## TASK TO COMPLETE
Look through the entries for the string "likes" and copy every line where it shows up.

......

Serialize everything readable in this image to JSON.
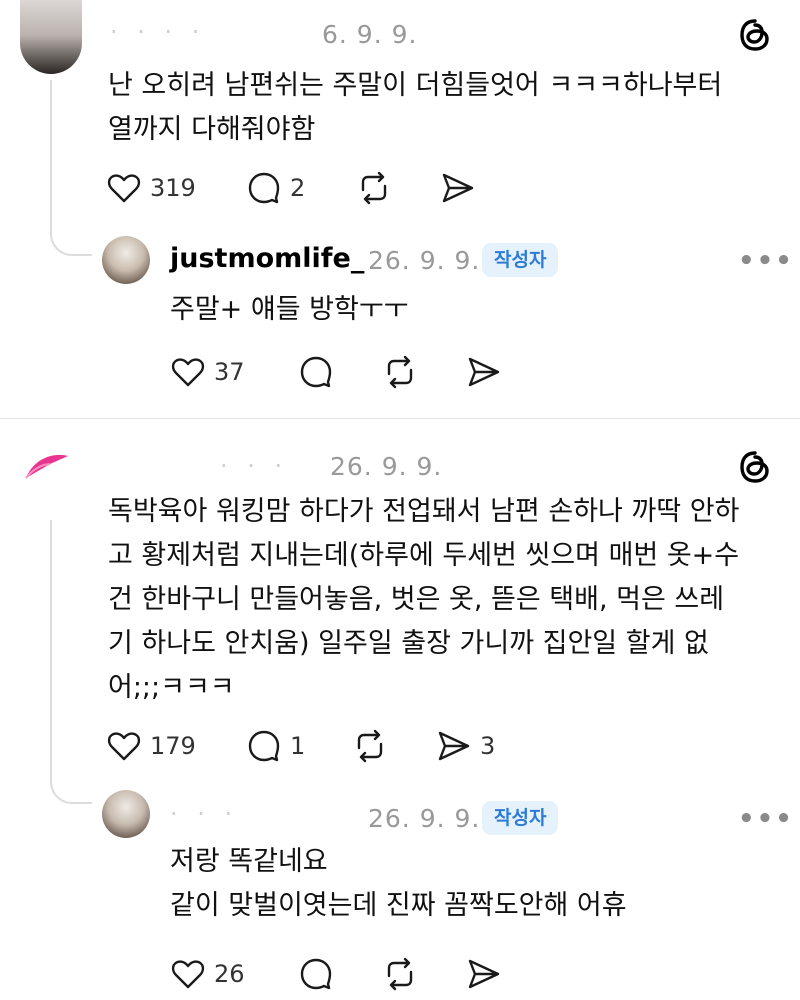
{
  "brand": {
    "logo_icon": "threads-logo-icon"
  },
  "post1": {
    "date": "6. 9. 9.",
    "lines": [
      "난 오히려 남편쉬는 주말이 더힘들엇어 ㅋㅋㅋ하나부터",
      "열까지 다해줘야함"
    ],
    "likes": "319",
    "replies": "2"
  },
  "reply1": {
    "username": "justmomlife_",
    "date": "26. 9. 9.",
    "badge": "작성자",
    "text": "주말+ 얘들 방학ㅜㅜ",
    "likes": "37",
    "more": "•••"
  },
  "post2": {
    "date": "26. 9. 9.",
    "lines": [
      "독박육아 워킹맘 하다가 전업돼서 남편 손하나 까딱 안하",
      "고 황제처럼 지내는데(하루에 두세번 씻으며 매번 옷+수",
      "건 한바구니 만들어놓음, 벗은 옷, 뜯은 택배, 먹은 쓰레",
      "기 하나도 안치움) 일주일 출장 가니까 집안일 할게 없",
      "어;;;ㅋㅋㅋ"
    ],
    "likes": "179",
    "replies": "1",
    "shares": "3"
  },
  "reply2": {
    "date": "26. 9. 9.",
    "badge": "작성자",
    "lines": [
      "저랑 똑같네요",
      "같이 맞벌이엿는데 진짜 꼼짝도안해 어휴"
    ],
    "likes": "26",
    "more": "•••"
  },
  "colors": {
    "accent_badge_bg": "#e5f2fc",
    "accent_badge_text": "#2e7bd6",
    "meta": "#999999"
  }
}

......

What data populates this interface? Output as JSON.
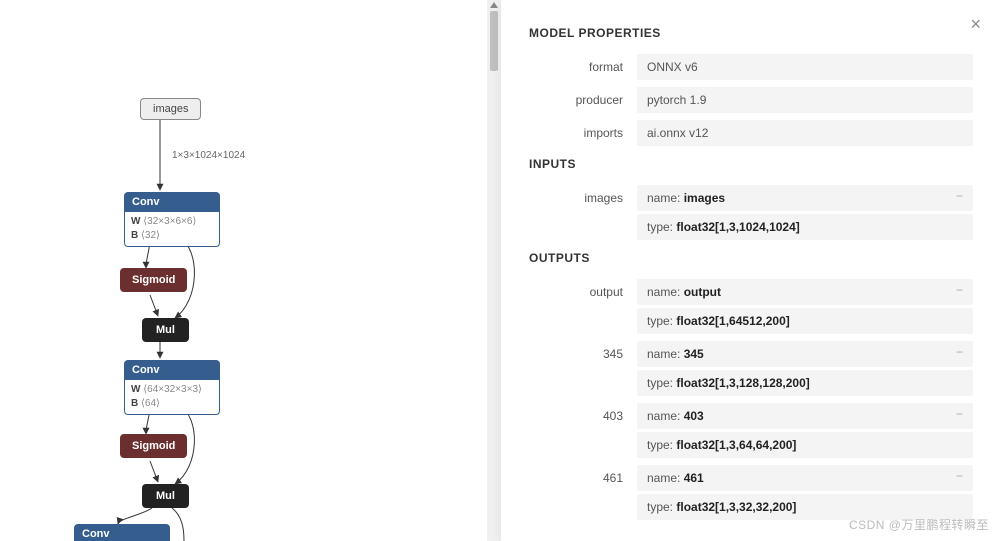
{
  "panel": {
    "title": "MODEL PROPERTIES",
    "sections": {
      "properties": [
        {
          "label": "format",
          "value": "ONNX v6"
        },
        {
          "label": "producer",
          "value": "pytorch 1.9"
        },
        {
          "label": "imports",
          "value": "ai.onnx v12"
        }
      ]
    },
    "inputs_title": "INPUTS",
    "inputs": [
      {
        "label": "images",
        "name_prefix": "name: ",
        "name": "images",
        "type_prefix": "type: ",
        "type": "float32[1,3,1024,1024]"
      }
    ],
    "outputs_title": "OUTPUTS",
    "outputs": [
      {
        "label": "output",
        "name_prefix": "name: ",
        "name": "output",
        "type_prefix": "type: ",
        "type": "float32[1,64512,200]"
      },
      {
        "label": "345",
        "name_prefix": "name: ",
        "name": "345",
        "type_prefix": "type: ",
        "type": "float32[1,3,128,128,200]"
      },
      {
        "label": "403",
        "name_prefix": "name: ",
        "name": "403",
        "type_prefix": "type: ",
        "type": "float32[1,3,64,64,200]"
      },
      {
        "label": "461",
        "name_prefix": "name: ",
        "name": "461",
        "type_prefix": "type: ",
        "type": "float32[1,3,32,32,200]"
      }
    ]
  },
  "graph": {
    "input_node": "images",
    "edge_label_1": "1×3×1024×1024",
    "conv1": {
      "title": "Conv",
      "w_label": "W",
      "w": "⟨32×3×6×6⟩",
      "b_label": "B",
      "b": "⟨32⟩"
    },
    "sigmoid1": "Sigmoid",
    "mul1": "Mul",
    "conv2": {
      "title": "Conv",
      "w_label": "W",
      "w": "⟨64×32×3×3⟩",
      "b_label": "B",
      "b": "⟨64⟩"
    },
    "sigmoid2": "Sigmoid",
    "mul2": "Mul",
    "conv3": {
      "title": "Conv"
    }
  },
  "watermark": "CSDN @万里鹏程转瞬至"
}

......

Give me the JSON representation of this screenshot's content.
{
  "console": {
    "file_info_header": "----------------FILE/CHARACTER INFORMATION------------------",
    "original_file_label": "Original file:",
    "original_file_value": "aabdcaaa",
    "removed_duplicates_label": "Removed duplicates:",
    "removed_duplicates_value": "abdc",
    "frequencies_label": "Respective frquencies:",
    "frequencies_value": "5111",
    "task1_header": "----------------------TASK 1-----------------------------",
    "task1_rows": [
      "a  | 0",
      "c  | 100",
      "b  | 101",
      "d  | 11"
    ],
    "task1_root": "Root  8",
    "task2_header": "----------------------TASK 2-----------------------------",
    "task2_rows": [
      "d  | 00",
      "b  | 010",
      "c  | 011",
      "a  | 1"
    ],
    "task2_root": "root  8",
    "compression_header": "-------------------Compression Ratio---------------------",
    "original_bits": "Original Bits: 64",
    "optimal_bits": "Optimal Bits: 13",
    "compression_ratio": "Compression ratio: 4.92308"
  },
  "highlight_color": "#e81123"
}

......

## EXERCISE ANSWER
    "likes": "319",
    "likes": "37",
    "likes": "179",
    "likes": "26",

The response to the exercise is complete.